(Component data from apps and pages)
┄┄┄┄┄┄┄┄┄┄┄┄┄┄┄┄┄┄┄┄
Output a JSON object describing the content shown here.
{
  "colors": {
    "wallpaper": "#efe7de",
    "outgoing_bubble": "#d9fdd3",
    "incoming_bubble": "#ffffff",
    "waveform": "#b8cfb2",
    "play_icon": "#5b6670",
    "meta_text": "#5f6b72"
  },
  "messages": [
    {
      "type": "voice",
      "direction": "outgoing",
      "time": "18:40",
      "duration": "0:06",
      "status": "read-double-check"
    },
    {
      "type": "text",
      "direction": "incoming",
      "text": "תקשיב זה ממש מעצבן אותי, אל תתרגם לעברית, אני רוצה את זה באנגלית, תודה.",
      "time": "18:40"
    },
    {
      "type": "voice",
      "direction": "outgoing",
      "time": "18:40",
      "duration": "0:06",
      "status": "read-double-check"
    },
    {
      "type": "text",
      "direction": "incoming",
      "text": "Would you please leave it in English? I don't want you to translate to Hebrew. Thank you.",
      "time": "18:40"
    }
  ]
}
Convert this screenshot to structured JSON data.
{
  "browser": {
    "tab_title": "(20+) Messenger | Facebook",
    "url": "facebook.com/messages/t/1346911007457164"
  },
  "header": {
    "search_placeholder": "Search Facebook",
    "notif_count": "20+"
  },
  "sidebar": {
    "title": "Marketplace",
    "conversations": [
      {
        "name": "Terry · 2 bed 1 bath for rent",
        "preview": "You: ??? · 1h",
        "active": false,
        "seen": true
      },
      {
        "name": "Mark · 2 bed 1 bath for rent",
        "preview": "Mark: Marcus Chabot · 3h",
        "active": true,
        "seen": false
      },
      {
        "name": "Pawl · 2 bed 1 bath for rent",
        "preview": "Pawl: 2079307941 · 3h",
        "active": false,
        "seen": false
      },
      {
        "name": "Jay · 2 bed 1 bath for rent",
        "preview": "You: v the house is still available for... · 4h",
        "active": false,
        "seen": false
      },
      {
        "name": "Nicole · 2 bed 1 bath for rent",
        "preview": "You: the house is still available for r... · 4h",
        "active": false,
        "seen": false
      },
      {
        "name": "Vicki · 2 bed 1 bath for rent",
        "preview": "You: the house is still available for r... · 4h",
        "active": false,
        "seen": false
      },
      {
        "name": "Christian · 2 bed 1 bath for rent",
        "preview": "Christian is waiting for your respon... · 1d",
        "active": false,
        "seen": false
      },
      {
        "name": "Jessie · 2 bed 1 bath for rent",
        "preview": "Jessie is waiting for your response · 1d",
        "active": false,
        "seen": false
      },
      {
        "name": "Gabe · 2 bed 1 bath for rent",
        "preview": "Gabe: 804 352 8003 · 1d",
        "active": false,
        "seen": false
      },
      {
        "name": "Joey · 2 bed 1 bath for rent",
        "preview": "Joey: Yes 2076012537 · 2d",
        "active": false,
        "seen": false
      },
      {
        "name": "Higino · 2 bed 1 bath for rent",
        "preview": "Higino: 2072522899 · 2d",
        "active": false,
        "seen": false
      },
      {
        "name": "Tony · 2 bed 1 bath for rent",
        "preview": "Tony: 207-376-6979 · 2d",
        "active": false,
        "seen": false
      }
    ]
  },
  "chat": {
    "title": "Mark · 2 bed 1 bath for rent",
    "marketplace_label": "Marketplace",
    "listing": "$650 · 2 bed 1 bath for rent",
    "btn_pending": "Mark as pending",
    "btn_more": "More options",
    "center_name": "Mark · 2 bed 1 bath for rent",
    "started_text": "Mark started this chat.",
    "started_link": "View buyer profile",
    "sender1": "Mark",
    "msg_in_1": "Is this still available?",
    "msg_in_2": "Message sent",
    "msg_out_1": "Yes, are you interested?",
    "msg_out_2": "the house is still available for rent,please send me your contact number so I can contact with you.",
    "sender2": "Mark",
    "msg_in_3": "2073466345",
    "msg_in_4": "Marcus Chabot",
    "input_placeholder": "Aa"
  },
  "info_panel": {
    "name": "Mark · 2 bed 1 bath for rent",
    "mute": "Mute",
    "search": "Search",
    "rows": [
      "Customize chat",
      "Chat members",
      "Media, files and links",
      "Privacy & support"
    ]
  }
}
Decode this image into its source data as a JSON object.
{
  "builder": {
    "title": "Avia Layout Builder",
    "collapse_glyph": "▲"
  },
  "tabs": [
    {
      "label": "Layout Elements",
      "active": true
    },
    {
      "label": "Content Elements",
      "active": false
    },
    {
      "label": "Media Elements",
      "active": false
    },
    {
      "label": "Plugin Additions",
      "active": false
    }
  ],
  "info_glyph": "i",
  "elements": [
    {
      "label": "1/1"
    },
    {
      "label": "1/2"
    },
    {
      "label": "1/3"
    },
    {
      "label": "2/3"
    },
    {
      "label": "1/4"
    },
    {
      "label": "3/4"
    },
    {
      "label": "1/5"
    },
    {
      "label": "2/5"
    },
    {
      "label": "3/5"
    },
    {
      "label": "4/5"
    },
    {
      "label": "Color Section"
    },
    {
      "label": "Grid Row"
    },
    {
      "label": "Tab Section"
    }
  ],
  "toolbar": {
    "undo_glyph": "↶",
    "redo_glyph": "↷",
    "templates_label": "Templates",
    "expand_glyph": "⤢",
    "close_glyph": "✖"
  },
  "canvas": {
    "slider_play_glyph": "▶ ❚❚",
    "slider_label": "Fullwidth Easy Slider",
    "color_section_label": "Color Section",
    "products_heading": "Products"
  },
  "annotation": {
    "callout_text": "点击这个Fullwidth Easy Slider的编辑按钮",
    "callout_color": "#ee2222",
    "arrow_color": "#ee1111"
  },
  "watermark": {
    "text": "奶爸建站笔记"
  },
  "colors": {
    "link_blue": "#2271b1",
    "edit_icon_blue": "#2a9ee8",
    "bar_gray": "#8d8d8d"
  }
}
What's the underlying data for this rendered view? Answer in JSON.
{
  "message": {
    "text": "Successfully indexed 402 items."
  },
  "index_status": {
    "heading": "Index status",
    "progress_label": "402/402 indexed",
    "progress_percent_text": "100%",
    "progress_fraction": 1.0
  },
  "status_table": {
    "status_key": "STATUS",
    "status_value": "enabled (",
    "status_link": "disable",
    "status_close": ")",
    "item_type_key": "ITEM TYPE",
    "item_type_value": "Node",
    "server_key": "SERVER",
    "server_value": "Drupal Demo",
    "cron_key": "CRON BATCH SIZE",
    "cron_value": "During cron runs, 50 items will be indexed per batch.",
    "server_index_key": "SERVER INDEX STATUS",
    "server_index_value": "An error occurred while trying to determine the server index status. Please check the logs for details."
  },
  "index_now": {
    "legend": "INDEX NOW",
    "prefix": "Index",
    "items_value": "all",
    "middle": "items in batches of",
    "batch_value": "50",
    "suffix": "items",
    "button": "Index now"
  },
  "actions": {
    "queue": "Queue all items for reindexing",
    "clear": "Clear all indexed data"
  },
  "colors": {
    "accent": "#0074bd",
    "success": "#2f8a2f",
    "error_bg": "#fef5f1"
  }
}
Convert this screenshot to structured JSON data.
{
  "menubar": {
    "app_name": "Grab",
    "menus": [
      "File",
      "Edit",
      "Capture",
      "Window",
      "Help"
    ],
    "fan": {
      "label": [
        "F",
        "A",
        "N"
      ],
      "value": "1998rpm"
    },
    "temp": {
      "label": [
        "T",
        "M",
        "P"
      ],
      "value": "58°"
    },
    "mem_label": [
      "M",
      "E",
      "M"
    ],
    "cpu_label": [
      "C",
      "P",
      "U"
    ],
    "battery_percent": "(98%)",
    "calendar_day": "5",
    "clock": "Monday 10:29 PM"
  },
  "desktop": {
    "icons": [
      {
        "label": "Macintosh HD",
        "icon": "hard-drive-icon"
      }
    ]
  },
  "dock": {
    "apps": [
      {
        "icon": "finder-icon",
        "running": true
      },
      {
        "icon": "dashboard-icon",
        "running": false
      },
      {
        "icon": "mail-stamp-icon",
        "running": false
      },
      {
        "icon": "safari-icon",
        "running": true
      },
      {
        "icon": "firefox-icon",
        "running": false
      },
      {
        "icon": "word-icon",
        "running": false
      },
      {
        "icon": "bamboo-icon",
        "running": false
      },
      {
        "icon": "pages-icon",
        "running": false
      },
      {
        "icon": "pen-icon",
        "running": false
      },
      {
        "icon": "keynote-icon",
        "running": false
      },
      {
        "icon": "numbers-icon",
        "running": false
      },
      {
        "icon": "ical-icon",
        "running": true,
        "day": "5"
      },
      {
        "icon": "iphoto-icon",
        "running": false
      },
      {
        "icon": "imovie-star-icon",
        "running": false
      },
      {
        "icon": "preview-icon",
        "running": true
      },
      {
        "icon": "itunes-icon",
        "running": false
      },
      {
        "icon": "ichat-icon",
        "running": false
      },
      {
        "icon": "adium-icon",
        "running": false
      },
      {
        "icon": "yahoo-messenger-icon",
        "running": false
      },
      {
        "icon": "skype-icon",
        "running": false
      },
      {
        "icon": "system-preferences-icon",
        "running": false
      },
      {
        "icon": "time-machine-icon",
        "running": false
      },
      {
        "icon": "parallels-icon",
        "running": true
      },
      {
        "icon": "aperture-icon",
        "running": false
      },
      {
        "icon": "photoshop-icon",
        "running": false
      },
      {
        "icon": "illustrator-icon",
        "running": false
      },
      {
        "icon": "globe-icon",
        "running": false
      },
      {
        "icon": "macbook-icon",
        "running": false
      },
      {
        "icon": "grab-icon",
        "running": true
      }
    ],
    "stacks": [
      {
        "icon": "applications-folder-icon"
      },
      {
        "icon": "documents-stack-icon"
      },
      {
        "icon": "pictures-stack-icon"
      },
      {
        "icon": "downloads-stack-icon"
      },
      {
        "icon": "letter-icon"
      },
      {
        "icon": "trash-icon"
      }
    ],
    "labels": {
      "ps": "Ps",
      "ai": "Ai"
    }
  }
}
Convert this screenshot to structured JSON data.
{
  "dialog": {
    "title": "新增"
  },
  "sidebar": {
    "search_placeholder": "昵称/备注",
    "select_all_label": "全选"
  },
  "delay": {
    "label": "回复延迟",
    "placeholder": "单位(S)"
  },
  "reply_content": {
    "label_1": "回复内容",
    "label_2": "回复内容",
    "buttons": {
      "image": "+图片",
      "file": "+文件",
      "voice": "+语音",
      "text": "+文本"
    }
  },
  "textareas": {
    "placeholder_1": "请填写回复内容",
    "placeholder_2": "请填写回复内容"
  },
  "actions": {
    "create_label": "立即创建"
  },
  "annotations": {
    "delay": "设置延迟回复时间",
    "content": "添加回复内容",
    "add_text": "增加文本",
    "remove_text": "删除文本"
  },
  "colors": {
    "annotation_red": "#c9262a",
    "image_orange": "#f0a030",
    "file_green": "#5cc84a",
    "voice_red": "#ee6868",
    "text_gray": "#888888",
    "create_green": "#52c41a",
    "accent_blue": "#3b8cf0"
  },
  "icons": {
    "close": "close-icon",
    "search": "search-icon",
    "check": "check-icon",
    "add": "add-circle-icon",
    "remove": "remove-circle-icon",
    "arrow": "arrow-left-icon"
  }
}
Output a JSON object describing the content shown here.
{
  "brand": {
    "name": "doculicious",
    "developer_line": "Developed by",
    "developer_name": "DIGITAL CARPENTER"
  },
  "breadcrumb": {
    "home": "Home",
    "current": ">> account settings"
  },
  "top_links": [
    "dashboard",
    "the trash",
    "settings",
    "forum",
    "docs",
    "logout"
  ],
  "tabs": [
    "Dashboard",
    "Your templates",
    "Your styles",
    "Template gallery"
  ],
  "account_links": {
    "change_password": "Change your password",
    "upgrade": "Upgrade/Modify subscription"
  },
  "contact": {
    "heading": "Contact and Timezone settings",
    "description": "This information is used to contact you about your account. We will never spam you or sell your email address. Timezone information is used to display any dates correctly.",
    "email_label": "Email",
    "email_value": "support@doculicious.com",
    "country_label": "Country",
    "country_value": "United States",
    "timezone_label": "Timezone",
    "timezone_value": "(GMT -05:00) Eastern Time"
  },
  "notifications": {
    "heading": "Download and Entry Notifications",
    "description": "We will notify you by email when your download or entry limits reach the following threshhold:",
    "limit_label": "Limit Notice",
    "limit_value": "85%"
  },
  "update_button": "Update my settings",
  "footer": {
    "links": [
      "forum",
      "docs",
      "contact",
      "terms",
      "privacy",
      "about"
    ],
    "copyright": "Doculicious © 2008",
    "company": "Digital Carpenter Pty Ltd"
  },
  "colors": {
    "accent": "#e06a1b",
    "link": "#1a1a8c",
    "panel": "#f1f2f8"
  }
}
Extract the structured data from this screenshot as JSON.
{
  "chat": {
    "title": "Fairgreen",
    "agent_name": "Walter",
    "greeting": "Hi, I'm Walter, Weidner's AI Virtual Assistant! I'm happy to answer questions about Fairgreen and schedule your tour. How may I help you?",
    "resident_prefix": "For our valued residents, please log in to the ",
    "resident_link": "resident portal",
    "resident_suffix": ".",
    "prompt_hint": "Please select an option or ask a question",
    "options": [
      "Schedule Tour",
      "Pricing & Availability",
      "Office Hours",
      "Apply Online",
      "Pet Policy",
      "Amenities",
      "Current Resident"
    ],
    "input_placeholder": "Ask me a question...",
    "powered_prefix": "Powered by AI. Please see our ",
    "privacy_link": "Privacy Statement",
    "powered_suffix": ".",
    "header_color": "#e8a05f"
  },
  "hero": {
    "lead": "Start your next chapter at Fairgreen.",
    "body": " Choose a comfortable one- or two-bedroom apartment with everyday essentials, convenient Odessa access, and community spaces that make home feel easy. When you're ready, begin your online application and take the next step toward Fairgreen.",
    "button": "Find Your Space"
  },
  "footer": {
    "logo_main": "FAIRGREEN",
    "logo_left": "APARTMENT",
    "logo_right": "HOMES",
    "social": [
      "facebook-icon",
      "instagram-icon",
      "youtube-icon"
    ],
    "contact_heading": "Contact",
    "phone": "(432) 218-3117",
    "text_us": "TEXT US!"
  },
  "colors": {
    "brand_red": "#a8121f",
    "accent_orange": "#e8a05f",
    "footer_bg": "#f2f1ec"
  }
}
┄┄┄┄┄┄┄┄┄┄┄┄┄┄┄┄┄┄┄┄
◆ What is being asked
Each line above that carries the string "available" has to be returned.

◆ Response
        "preview": "You: v the house is still available for... · 4h",
        "preview": "You: the house is still available for r... · 4h",
        "preview": "You: the house is still available for r... · 4h",
    "msg_in_1": "Is this still available?",
    "msg_out_2": "the house is still available for rent,please send me your contact number so I can contact with you.",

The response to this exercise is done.